"For example," Johnson said, "what does a fractal like pattern have to do with a hologram? The answer is, of course, nothing that is apparent. Then there is a truly convoluted assertion that cell phones can be instrumental in ‘psychoemotional' effects on humans because of their lower-frequency outputs. This too, is gibberish. In short, this is technobabble that will potentially snow someone who has no science background."

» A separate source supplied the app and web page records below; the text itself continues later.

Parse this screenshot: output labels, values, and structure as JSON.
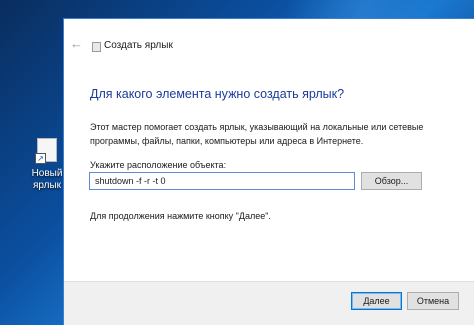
{
  "desktop": {
    "shortcut_label": "Новый ярлык"
  },
  "window": {
    "title": "Создать ярлык",
    "back_glyph": "←",
    "heading": "Для какого элемента нужно создать ярлык?",
    "description": "Этот мастер помогает создать ярлык, указывающий на локальные или сетевые программы, файлы, папки, компьютеры или адреса в Интернете.",
    "location_label": "Укажите расположение объекта:",
    "location_value": "shutdown -f -r -t 0",
    "browse_label": "Обзор...",
    "continue_hint": "Для продолжения нажмите кнопку \"Далее\".",
    "next_label": "Далее",
    "cancel_label": "Отмена"
  },
  "colors": {
    "accent": "#0078d7",
    "heading": "#1a3b9c",
    "desktop_background": "#0b4fa0"
  },
  "icons": {
    "back": "arrow-left-icon",
    "title": "shortcut-icon",
    "desktop": "new-shortcut-icon"
  }
}
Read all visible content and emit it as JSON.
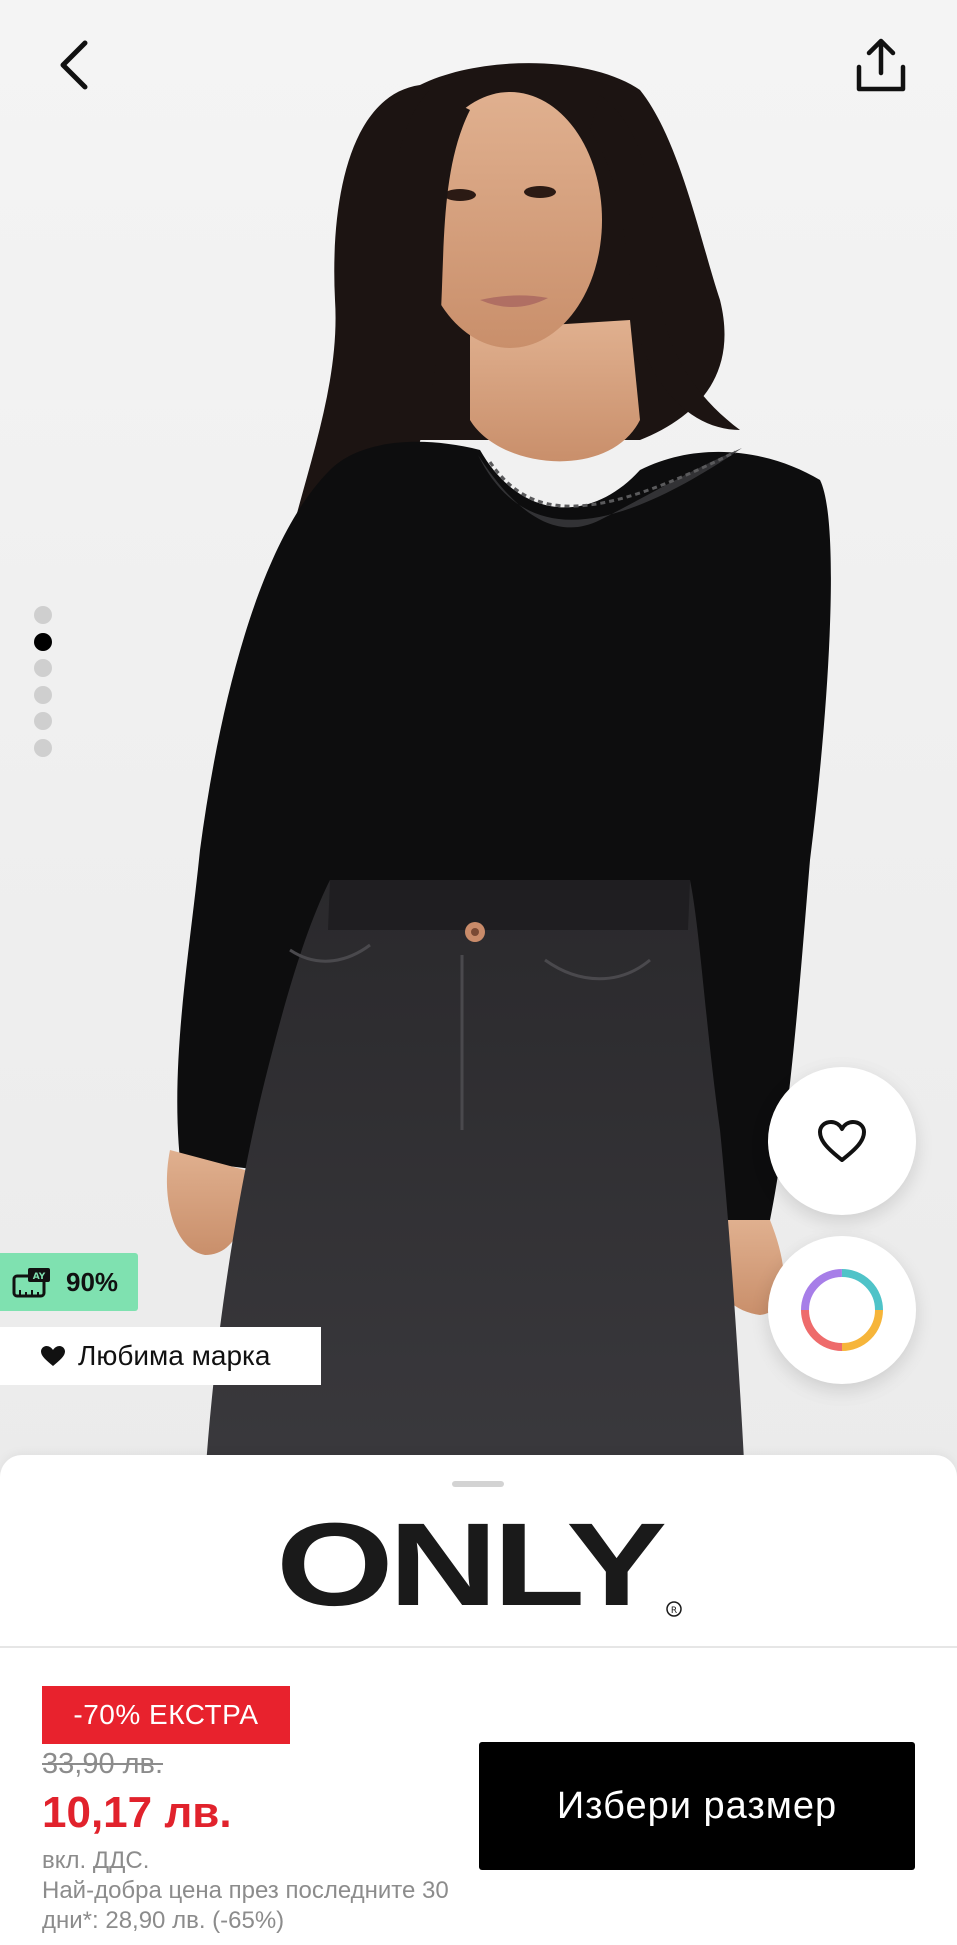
{
  "header": {
    "back_icon": "chevron-left-icon",
    "share_icon": "share-icon"
  },
  "gallery": {
    "image_count": 6,
    "active_index": 1
  },
  "badges": {
    "fit_icon": "measuring-tape-icon",
    "fit_percent": "90%",
    "favorite_brand_icon": "heart-icon",
    "favorite_brand_label": "Любима марка"
  },
  "actions": {
    "wishlist_icon": "heart-outline-icon",
    "colors_icon": "color-wheel-icon"
  },
  "product": {
    "brand": "ONLY",
    "promo_label": "-70% ЕКСТРА",
    "old_price": "33,90 лв.",
    "price": "10,17 лв.",
    "vat_note": "вкл. ДДС.",
    "best_price_note": "Най-добра цена през последните 30 дни*: 28,90 лв. (-65%)",
    "size_button_label": "Избери размер"
  },
  "colors": {
    "promo_red": "#e8222d",
    "price_red": "#e1222c",
    "fit_badge_green": "#7fe1b0",
    "button_black": "#000000",
    "muted_gray": "#8c8c8c"
  }
}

What the study showed: Most published analyses from this study have shown no statistically significant increases in brain or central nervous system cancers related to higher amounts of cell phone use. One analysis showed a statistically significant, although modest, increase in the risk of glioma among the small proportion of study participants who spent the most total time on cell phone calls. However, the researchers considered this finding inconclusive because they felt that the amount of use reported by some respondents was unlikely and because the participants who reported lower levels of use appeared to have a slightly reduced risk of brain cancer compared with people who did not use cell phones regularly (4–6).